- Opening Delimiter -

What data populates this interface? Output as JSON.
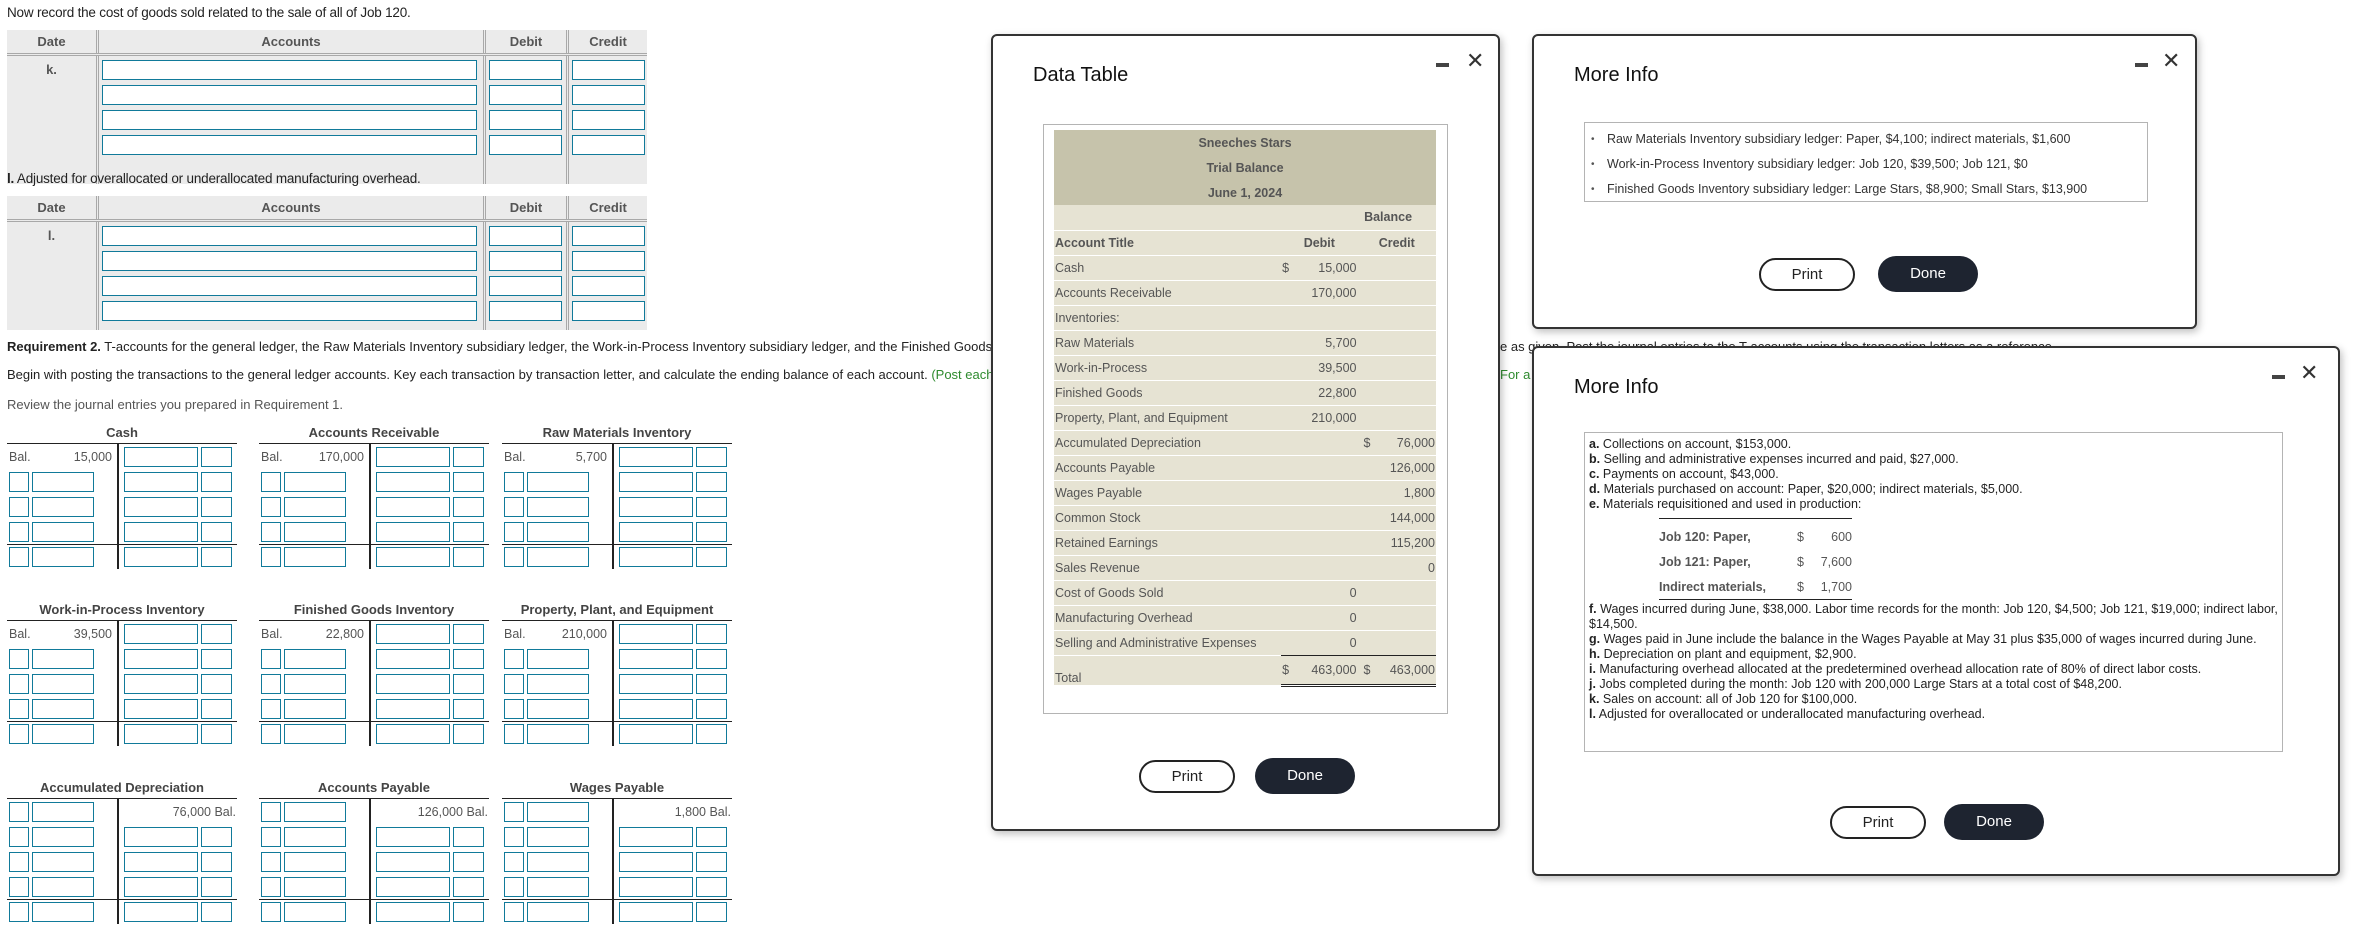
{
  "journal": {
    "k": {
      "instruction": "Now record the cost of goods sold related to the sale of all of Job 120.",
      "headers": [
        "Date",
        "Accounts",
        "Debit",
        "Credit"
      ],
      "date_label": "k.",
      "rows": 4
    },
    "l": {
      "instruction_bold": "l.",
      "instruction": " Adjusted for overallocated or underallocated manufacturing overhead.",
      "headers": [
        "Date",
        "Accounts",
        "Debit",
        "Credit"
      ],
      "date_label": "l.",
      "rows": 4
    }
  },
  "requirement2": {
    "bold": "Requirement 2.",
    "text": " T-accounts for the general ledger, the Raw Materials Inventory subsidiary ledger, the Work-in-Process Inventory subsidiary ledger, and the Finished Goods",
    "text_tail": "e as given. Post the journal entries to the T-accounts using the transaction letters as a reference.",
    "instruction": "Begin with posting the transactions to the general ledger accounts. Key each transaction by transaction letter, and calculate the ending balance of each account. ",
    "instruction_green": "(Post each",
    "instruction_green_tail": "For a",
    "review": "Review the journal entries you prepared in Requirement 1."
  },
  "t_accounts": [
    {
      "title": "Cash",
      "side": "debit",
      "bal_label": "Bal.",
      "balance": "15,000"
    },
    {
      "title": "Accounts Receivable",
      "side": "debit",
      "bal_label": "Bal.",
      "balance": "170,000"
    },
    {
      "title": "Raw Materials Inventory",
      "side": "debit",
      "bal_label": "Bal.",
      "balance": "5,700"
    },
    {
      "title": "Work-in-Process Inventory",
      "side": "debit",
      "bal_label": "Bal.",
      "balance": "39,500"
    },
    {
      "title": "Finished Goods Inventory",
      "side": "debit",
      "bal_label": "Bal.",
      "balance": "22,800"
    },
    {
      "title": "Property, Plant, and Equipment",
      "side": "debit",
      "bal_label": "Bal.",
      "balance": "210,000"
    },
    {
      "title": "Accumulated Depreciation",
      "side": "credit",
      "bal_label": "Bal.",
      "balance": "76,000"
    },
    {
      "title": "Accounts Payable",
      "side": "credit",
      "bal_label": "Bal.",
      "balance": "126,000"
    },
    {
      "title": "Wages Payable",
      "side": "credit",
      "bal_label": "Bal.",
      "balance": "1,800"
    }
  ],
  "data_table": {
    "title": "Data Table",
    "company": "Sneeches Stars",
    "report": "Trial Balance",
    "date": "June 1, 2024",
    "balance_header": "Balance",
    "col_title": "Account Title",
    "col_debit": "Debit",
    "col_credit": "Credit",
    "rows": [
      {
        "title": "Cash",
        "debit_sign": "$",
        "debit": "15,000",
        "credit_sign": "",
        "credit": ""
      },
      {
        "title": "Accounts Receivable",
        "debit_sign": "",
        "debit": "170,000",
        "credit_sign": "",
        "credit": ""
      },
      {
        "title": "Inventories:",
        "debit_sign": "",
        "debit": "",
        "credit_sign": "",
        "credit": ""
      },
      {
        "title": "Raw Materials",
        "indent": true,
        "debit_sign": "",
        "debit": "5,700",
        "credit_sign": "",
        "credit": ""
      },
      {
        "title": "Work-in-Process",
        "indent": true,
        "debit_sign": "",
        "debit": "39,500",
        "credit_sign": "",
        "credit": ""
      },
      {
        "title": "Finished Goods",
        "indent": true,
        "debit_sign": "",
        "debit": "22,800",
        "credit_sign": "",
        "credit": ""
      },
      {
        "title": "Property, Plant, and Equipment",
        "debit_sign": "",
        "debit": "210,000",
        "credit_sign": "",
        "credit": ""
      },
      {
        "title": "Accumulated Depreciation",
        "debit_sign": "",
        "debit": "",
        "credit_sign": "$",
        "credit": "76,000"
      },
      {
        "title": "Accounts Payable",
        "debit_sign": "",
        "debit": "",
        "credit_sign": "",
        "credit": "126,000"
      },
      {
        "title": "Wages Payable",
        "debit_sign": "",
        "debit": "",
        "credit_sign": "",
        "credit": "1,800"
      },
      {
        "title": "Common Stock",
        "debit_sign": "",
        "debit": "",
        "credit_sign": "",
        "credit": "144,000"
      },
      {
        "title": "Retained Earnings",
        "debit_sign": "",
        "debit": "",
        "credit_sign": "",
        "credit": "115,200"
      },
      {
        "title": "Sales Revenue",
        "debit_sign": "",
        "debit": "",
        "credit_sign": "",
        "credit": "0"
      },
      {
        "title": "Cost of Goods Sold",
        "debit_sign": "",
        "debit": "0",
        "credit_sign": "",
        "credit": ""
      },
      {
        "title": "Manufacturing Overhead",
        "debit_sign": "",
        "debit": "0",
        "credit_sign": "",
        "credit": ""
      },
      {
        "title": "Selling and Administrative Expenses",
        "debit_sign": "",
        "debit": "0",
        "credit_sign": "",
        "credit": "",
        "underline": true
      }
    ],
    "total": {
      "title": "Total",
      "debit_sign": "$",
      "debit": "463,000",
      "credit_sign": "$",
      "credit": "463,000"
    },
    "print_label": "Print",
    "done_label": "Done"
  },
  "more_info_1": {
    "title": "More Info",
    "items": [
      "Raw Materials Inventory subsidiary ledger: Paper, $4,100; indirect materials, $1,600",
      "Work-in-Process Inventory subsidiary ledger: Job 120, $39,500; Job 121, $0",
      "Finished Goods Inventory subsidiary ledger: Large Stars, $8,900; Small Stars, $13,900"
    ],
    "print_label": "Print",
    "done_label": "Done"
  },
  "more_info_2": {
    "title": "More Info",
    "transactions_before": [
      {
        "letter": "a.",
        "text": " Collections on account, $153,000."
      },
      {
        "letter": "b.",
        "text": " Selling and administrative expenses incurred and paid, $27,000."
      },
      {
        "letter": "c.",
        "text": " Payments on account, $43,000."
      },
      {
        "letter": "d.",
        "text": " Materials purchased on account: Paper, $20,000; indirect materials, $5,000."
      },
      {
        "letter": "e.",
        "text": " Materials requisitioned and used in production:"
      }
    ],
    "requisitions": [
      {
        "label": "Job 120: Paper,",
        "sign": "$",
        "amount": "600"
      },
      {
        "label": "Job 121: Paper,",
        "sign": "$",
        "amount": "7,600"
      },
      {
        "label": "Indirect materials,",
        "sign": "$",
        "amount": "1,700"
      }
    ],
    "transactions_after": [
      {
        "letter": "f.",
        "text": " Wages incurred during June, $38,000. Labor time records for the month: Job 120, $4,500; Job 121, $19,000; indirect labor, $14,500."
      },
      {
        "letter": "g.",
        "text": " Wages paid in June include the balance in the Wages Payable at May 31 plus $35,000 of wages incurred during June."
      },
      {
        "letter": "h.",
        "text": " Depreciation on plant and equipment, $2,900."
      },
      {
        "letter": "i.",
        "text": " Manufacturing overhead allocated at the predetermined overhead allocation rate of 80% of direct labor costs."
      },
      {
        "letter": "j.",
        "text": " Jobs completed during the month: Job 120 with 200,000 Large Stars at a total cost of $48,200."
      },
      {
        "letter": "k.",
        "text": " Sales on account: all of Job 120 for $100,000."
      },
      {
        "letter": "l.",
        "text": " Adjusted for overallocated or underallocated manufacturing overhead."
      }
    ],
    "print_label": "Print",
    "done_label": "Done"
  }
}
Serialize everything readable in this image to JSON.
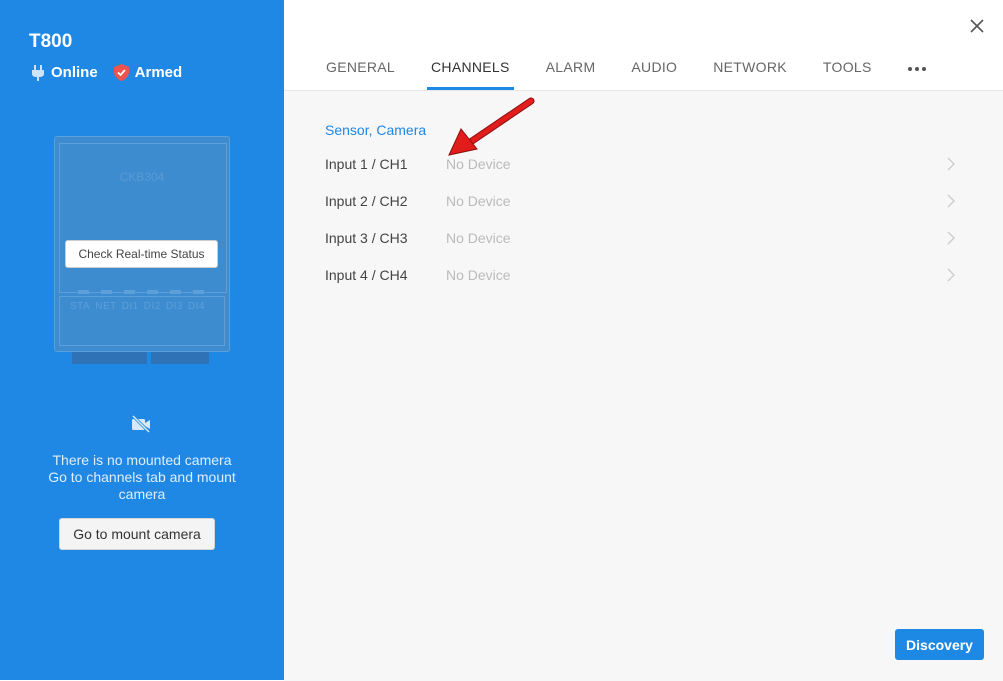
{
  "device": {
    "name": "T800",
    "status_online": "Online",
    "status_armed": "Armed",
    "model": "CKB304",
    "realtime_button": "Check Real-time Status",
    "led_labels": [
      "STA",
      "NET",
      "DI1",
      "DI2",
      "DI3",
      "DI4"
    ]
  },
  "camera_panel": {
    "message": "There is no mounted camera\nGo to channels tab and mount camera",
    "mount_button": "Go to mount camera"
  },
  "tabs": [
    {
      "label": "GENERAL"
    },
    {
      "label": "CHANNELS",
      "active": true
    },
    {
      "label": "ALARM"
    },
    {
      "label": "AUDIO"
    },
    {
      "label": "NETWORK"
    },
    {
      "label": "TOOLS"
    }
  ],
  "channels": {
    "section_title": "Sensor, Camera",
    "rows": [
      {
        "label": "Input 1 / CH1",
        "value": "No Device"
      },
      {
        "label": "Input 2 / CH2",
        "value": "No Device"
      },
      {
        "label": "Input 3 / CH3",
        "value": "No Device"
      },
      {
        "label": "Input 4 / CH4",
        "value": "No Device"
      }
    ]
  },
  "footer": {
    "discovery_button": "Discovery"
  },
  "colors": {
    "accent": "#1e88e5",
    "left_panel": "#1f88e5",
    "armed_icon": "#ef5350",
    "annotation_arrow": "#e21b1b"
  },
  "icons": {
    "online": "plug-icon",
    "armed": "shield-icon",
    "no_camera": "camera-off-icon",
    "close": "close-icon",
    "more": "more-dots-icon",
    "chevron": "chevron-right-icon"
  }
}
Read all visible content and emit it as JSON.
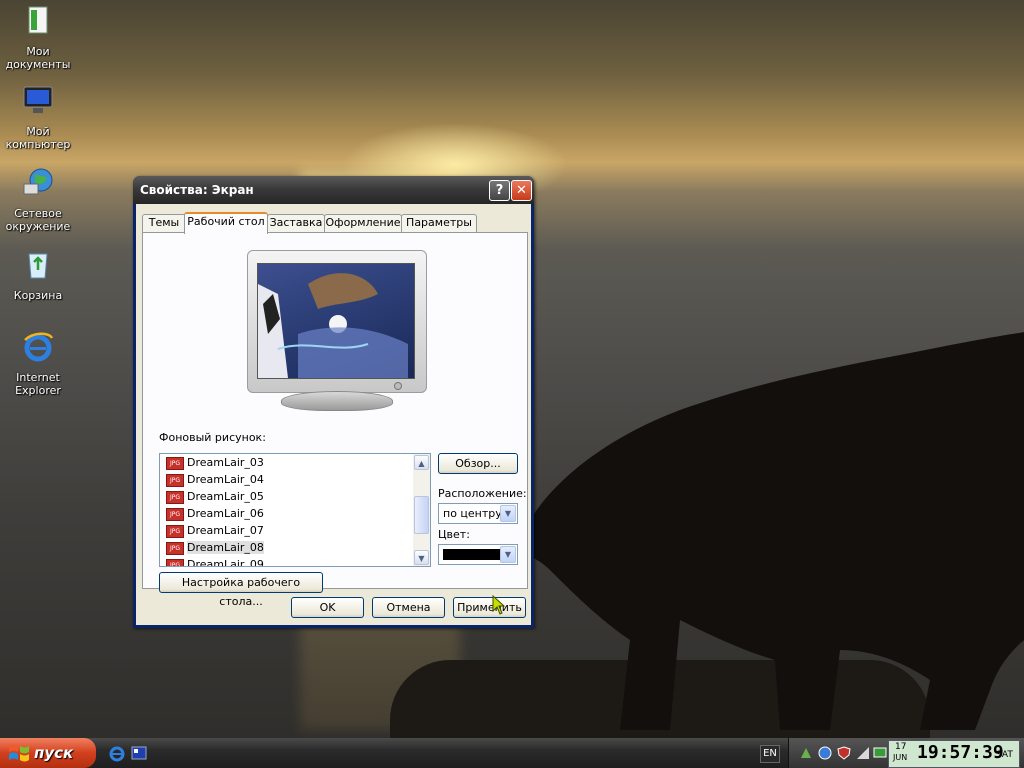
{
  "desktop": {
    "icons": [
      {
        "name": "my-documents",
        "label_lines": [
          "Мои",
          "документы"
        ]
      },
      {
        "name": "my-computer",
        "label_lines": [
          "Мой",
          "компьютер"
        ]
      },
      {
        "name": "network",
        "label_lines": [
          "Сетевое",
          "окружение"
        ]
      },
      {
        "name": "recycle-bin",
        "label_lines": [
          "Корзина"
        ]
      },
      {
        "name": "ie",
        "label_lines": [
          "Internet",
          "Explorer"
        ]
      }
    ]
  },
  "dialog": {
    "title": "Свойства: Экран",
    "help_label": "?",
    "close_label": "✕",
    "tabs": [
      "Темы",
      "Рабочий стол",
      "Заставка",
      "Оформление",
      "Параметры"
    ],
    "active_tab": 1,
    "background_label": "Фоновый рисунок:",
    "files": [
      "DreamLair_03",
      "DreamLair_04",
      "DreamLair_05",
      "DreamLair_06",
      "DreamLair_07",
      "DreamLair_08",
      "DreamLair_09"
    ],
    "file_badge": "JPG",
    "selected_file": "DreamLair_08",
    "browse_label": "Обзор...",
    "position_label": "Расположение:",
    "position_value": "по центру",
    "color_label": "Цвет:",
    "color_value": "#000000",
    "customize_label": "Настройка рабочего стола...",
    "ok_label": "OK",
    "cancel_label": "Отмена",
    "apply_label": "Применить"
  },
  "taskbar": {
    "start_label": "пуск",
    "lang": "EN",
    "date_day": "17",
    "date_month": "JUN",
    "time": "19:57:39",
    "weekday": "SAT"
  }
}
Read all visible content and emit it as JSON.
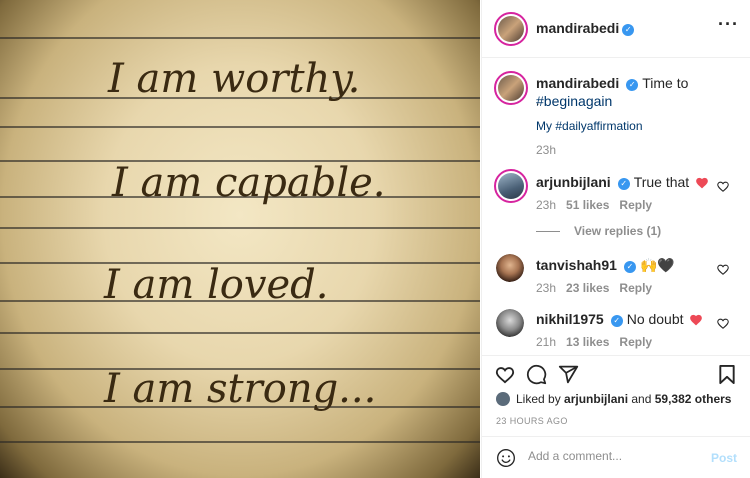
{
  "photo": {
    "lines": [
      "I am worthy.",
      "I am capable.",
      "I am loved.",
      "I am strong..."
    ]
  },
  "header": {
    "username": "mandirabedi",
    "more_icon": "more-horizontal-icon"
  },
  "caption": {
    "username": "mandirabedi",
    "text_prefix": "Time to ",
    "hashtag1": "#beginagain",
    "dot": ".",
    "line2_prefix": "My ",
    "hashtag2": "#dailyaffirmation",
    "time": "23h"
  },
  "comments": [
    {
      "username": "arjunbijlani",
      "verified": true,
      "text": "True that",
      "time": "23h",
      "likes": "51 likes",
      "reply": "Reply",
      "view_replies": "View replies (1)"
    },
    {
      "username": "tanvishah91",
      "verified": true,
      "text": "🙌🖤",
      "time": "23h",
      "likes": "23 likes",
      "reply": "Reply"
    },
    {
      "username": "nikhil1975",
      "verified": true,
      "text": "No doubt",
      "time": "21h",
      "likes": "13 likes",
      "reply": "Reply"
    }
  ],
  "likes": {
    "prefix": "Liked by ",
    "user": "arjunbijlani",
    "and": " and ",
    "others": "59,382 others"
  },
  "timestamp": "23 HOURS AGO",
  "add_comment": {
    "placeholder": "Add a comment...",
    "post_label": "Post"
  },
  "colors": {
    "verified": "#3897f0",
    "heart_red": "#ed4956",
    "post_disabled": "#b2dffc",
    "hashtag": "#00376b"
  }
}
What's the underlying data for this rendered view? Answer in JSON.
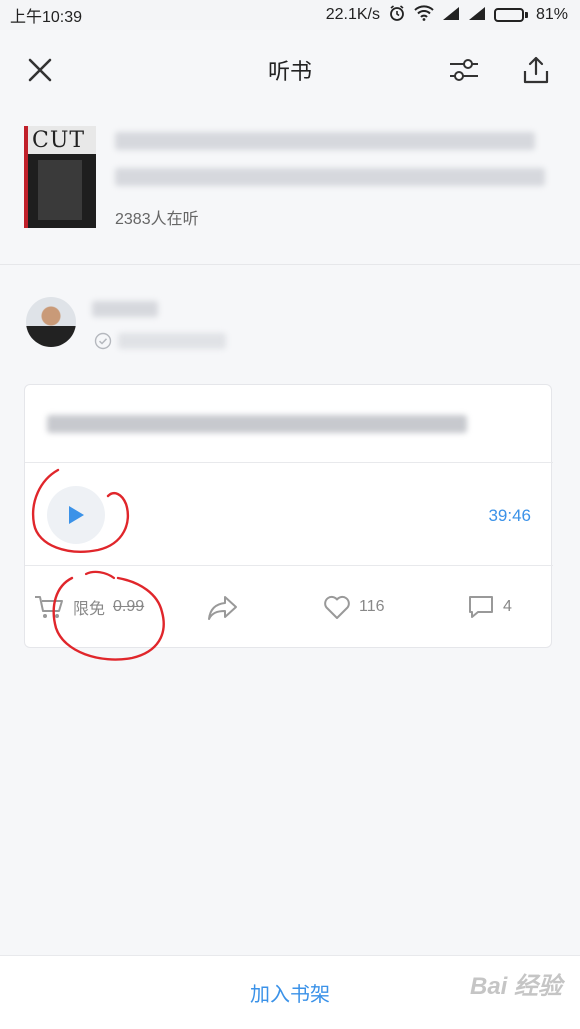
{
  "status_bar": {
    "time": "上午10:39",
    "network_speed": "22.1K/s",
    "battery_percent": "81%",
    "battery_level": 0.81
  },
  "nav": {
    "title": "听书",
    "close_icon": "close-icon",
    "settings_icon": "sliders-icon",
    "share_icon": "share-icon"
  },
  "book": {
    "listeners": "2383人在听"
  },
  "card": {
    "duration": "39:46",
    "price_label": "限免",
    "price_value": "0.99",
    "likes": "116",
    "comments": "4"
  },
  "bottom": {
    "add_to_shelf": "加入书架"
  },
  "watermark": {
    "text": "Bai 经验"
  },
  "colors": {
    "accent": "#3b92e8",
    "annotation": "#e0262b"
  }
}
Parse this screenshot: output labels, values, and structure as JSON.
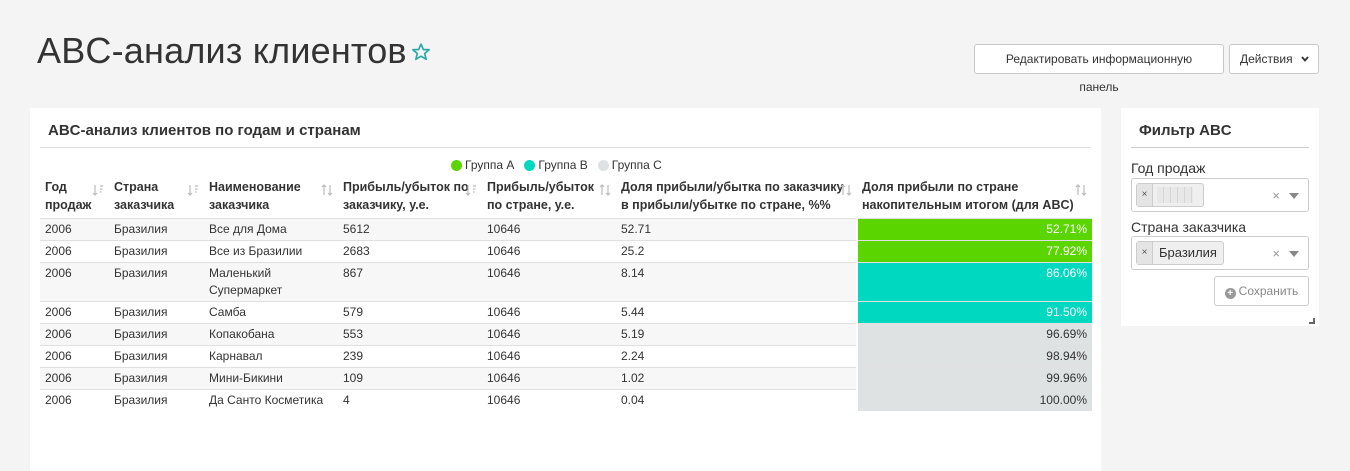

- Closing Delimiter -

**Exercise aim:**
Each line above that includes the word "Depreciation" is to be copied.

**Exercise output:**
      "title": "Accumulated Depreciation",
        "title": "Accumulated Depreciation",
        "text": " Depreciation on plant and equipment, $2,900."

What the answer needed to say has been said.